In Battle for the Planet of the Apes (’73), a soldier comments regarding the evolved, talking primates, “speech makes them intelligent, and intelligence makes them not human, but humane.” This same notion applies to the Alien franchise androids, only replace “speech” with “responsibility.” After arriving back to the Conestoga, Ripley touches Bishop on the shoulder and tells him how well he did, prompting a tiny smile out of the robot. It’s in this small exchange that we understand the depth of his sentience, and desire for acceptance by those he strives to keep safe, rendering his subsequent dismemberment at the claws of the queen that much more heartbreaking. He’s closer to his creators now, and Cameron forces the audience to watch Bishop die in graphic, painful slow motion.
The soul this artificial person solidified in Aliens would be locked in darkness following the queen’s attack, even as Ripley reconnects his central processor to check the black box recordings of Newt and Hicks’ doomed life pods in Alien 3 (’92). After delivering the requested information, Bishop begs for death – preferring to be kept offline than endure this impenetrable nothingness any longer, a pulp take on assisted suicide, staged in the junkyard of a prison planet (thus feeding into David Fincher’s grim funeral procession tone). His purpose can no longer be achieved due to his form’s irreparable damage, but his spirit lives on, trapped inside circuits that can be switched on with a crude life-supporting battery.

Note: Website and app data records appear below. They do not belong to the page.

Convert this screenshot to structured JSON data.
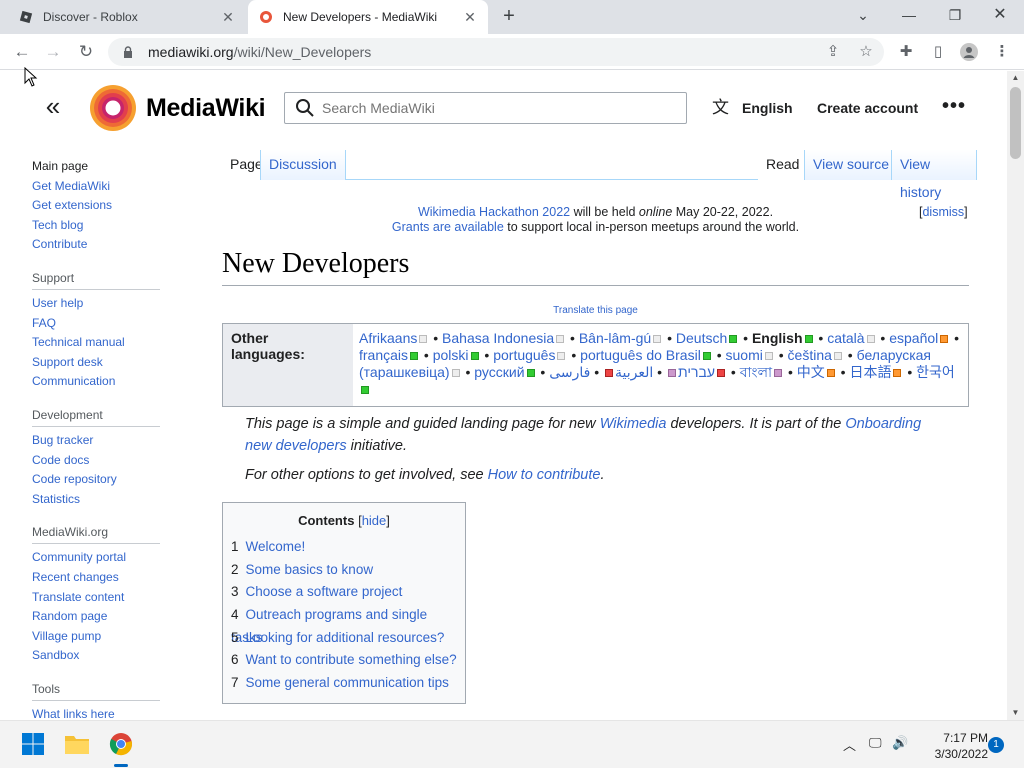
{
  "browser": {
    "tabs": [
      {
        "title": "Discover - Roblox",
        "active": false
      },
      {
        "title": "New Developers - MediaWiki",
        "active": true
      }
    ],
    "url_host": "mediawiki.org",
    "url_path": "/wiki/New_Developers"
  },
  "header": {
    "wordmark": "MediaWiki",
    "search_placeholder": "Search MediaWiki",
    "language": "English",
    "create_account": "Create account"
  },
  "sidebar": {
    "main": [
      "Main page",
      "Get MediaWiki",
      "Get extensions",
      "Tech blog",
      "Contribute"
    ],
    "sections": [
      {
        "heading": "Support",
        "links": [
          "User help",
          "FAQ",
          "Technical manual",
          "Support desk",
          "Communication"
        ]
      },
      {
        "heading": "Development",
        "links": [
          "Bug tracker",
          "Code docs",
          "Code repository",
          "Statistics"
        ]
      },
      {
        "heading": "MediaWiki.org",
        "links": [
          "Community portal",
          "Recent changes",
          "Translate content",
          "Random page",
          "Village pump",
          "Sandbox"
        ]
      },
      {
        "heading": "Tools",
        "links": [
          "What links here"
        ]
      }
    ]
  },
  "page_tabs": {
    "page": "Page",
    "discussion": "Discussion",
    "read": "Read",
    "view_source": "View source",
    "view_history": "View history"
  },
  "sitenotice": {
    "hackathon_link": "Wikimedia Hackathon 2022",
    "held": " will be held ",
    "online": "online",
    "dates": " May 20-22, 2022.",
    "grants_link": "Grants are available",
    "grants_rest": " to support local in-person meetups around the world.",
    "dismiss_open": "[",
    "dismiss": "dismiss",
    "dismiss_close": "]"
  },
  "content": {
    "title": "New Developers",
    "translate": "Translate this page",
    "other_languages_label": "Other languages:",
    "languages": [
      {
        "name": "Afrikaans",
        "mark": "w"
      },
      {
        "name": "Bahasa Indonesia",
        "mark": "w"
      },
      {
        "name": "Bân-lâm-gú",
        "mark": "w"
      },
      {
        "name": "Deutsch",
        "mark": "g"
      },
      {
        "name": "English",
        "mark": "g",
        "current": true
      },
      {
        "name": "català",
        "mark": "w"
      },
      {
        "name": "español",
        "mark": "o"
      },
      {
        "name": "français",
        "mark": "g"
      },
      {
        "name": "polski",
        "mark": "g"
      },
      {
        "name": "português",
        "mark": "w"
      },
      {
        "name": "português do Brasil",
        "mark": "g"
      },
      {
        "name": "suomi",
        "mark": "w"
      },
      {
        "name": "čeština",
        "mark": "w"
      },
      {
        "name": "беларуская (тарашкевіца)",
        "mark": "w"
      },
      {
        "name": "русский",
        "mark": "g"
      },
      {
        "name": "עברית",
        "mark": "p"
      },
      {
        "name": "العربية",
        "mark": "r"
      },
      {
        "name": "فارسی",
        "mark": "r"
      },
      {
        "name": "বাংলা",
        "mark": "p"
      },
      {
        "name": "中文",
        "mark": "o"
      },
      {
        "name": "日本語",
        "mark": "o"
      },
      {
        "name": "한국어",
        "mark": "g"
      }
    ],
    "intro_1": "This page is a simple and guided landing page for new ",
    "intro_link_wikimedia": "Wikimedia",
    "intro_2": " developers. It is part of the ",
    "intro_link_onboarding": "Onboarding new developers",
    "intro_3": " initiative.",
    "other_options": "For other options to get involved, see ",
    "how_to_contribute": "How to contribute",
    "period": "."
  },
  "toc": {
    "title": "Contents",
    "hide_open": "[",
    "hide": "hide",
    "hide_close": "]",
    "items": [
      {
        "num": "1",
        "text": "Welcome!"
      },
      {
        "num": "2",
        "text": "Some basics to know"
      },
      {
        "num": "3",
        "text": "Choose a software project"
      },
      {
        "num": "4",
        "text": "Outreach programs and single tasks"
      },
      {
        "num": "5",
        "text": "Looking for additional resources?"
      },
      {
        "num": "6",
        "text": "Want to contribute something else?"
      },
      {
        "num": "7",
        "text": "Some general communication tips"
      }
    ]
  },
  "taskbar": {
    "time": "7:17 PM",
    "date": "3/30/2022",
    "notifications": "1"
  },
  "colors": {
    "link": "#3366cc",
    "text": "#202122",
    "border": "#a2a9b1",
    "tab_border": "#a7d7f9"
  }
}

Here we see ourselves in Bishop, and must pose the question as to what we would prefer should the same fate befall our mortal bodies; empathy achieved with a lifeform that has yet to be invented during our current timelines. More human than human, indeed.

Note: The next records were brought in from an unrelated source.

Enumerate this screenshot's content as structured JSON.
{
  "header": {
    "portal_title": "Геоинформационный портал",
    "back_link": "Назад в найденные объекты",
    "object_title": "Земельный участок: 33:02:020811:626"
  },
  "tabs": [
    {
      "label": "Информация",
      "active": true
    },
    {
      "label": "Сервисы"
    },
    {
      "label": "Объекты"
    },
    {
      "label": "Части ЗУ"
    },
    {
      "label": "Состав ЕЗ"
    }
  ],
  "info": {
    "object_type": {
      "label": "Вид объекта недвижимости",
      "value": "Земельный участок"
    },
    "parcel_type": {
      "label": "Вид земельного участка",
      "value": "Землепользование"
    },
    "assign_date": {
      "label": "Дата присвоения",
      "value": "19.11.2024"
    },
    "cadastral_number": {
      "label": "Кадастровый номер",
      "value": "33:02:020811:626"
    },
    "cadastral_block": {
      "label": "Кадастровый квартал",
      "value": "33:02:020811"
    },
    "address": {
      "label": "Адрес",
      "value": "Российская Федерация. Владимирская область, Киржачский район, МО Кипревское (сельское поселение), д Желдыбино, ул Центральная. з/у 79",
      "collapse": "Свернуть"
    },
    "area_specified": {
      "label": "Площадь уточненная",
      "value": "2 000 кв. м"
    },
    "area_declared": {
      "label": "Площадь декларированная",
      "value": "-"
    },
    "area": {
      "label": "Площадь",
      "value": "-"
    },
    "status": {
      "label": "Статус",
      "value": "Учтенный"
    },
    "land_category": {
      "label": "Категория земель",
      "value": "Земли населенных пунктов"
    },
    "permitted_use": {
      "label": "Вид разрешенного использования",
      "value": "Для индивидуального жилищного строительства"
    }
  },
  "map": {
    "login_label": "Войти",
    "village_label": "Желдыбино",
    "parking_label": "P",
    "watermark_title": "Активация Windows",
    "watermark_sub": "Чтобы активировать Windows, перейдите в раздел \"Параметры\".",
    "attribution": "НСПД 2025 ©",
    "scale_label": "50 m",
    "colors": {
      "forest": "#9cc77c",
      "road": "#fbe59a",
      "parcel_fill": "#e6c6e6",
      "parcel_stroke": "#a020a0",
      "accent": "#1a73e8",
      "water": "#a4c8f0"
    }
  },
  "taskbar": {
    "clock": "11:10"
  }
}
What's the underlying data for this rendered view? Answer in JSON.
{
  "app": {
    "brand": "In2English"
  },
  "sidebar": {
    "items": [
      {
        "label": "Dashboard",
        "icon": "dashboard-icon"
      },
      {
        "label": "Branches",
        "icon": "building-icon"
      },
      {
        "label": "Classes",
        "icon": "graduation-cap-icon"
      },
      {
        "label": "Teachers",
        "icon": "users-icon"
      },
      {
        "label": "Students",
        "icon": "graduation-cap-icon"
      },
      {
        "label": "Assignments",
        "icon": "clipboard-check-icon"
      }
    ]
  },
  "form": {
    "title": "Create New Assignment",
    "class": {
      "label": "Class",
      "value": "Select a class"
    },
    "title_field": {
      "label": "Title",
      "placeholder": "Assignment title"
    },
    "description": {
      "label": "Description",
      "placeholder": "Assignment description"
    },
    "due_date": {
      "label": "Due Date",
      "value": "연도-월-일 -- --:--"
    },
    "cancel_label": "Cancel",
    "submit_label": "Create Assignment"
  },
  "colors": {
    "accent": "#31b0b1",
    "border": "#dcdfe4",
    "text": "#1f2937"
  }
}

Now it's your turn! If you're team David, Bishop or other, vote below and defend your choice in the comments.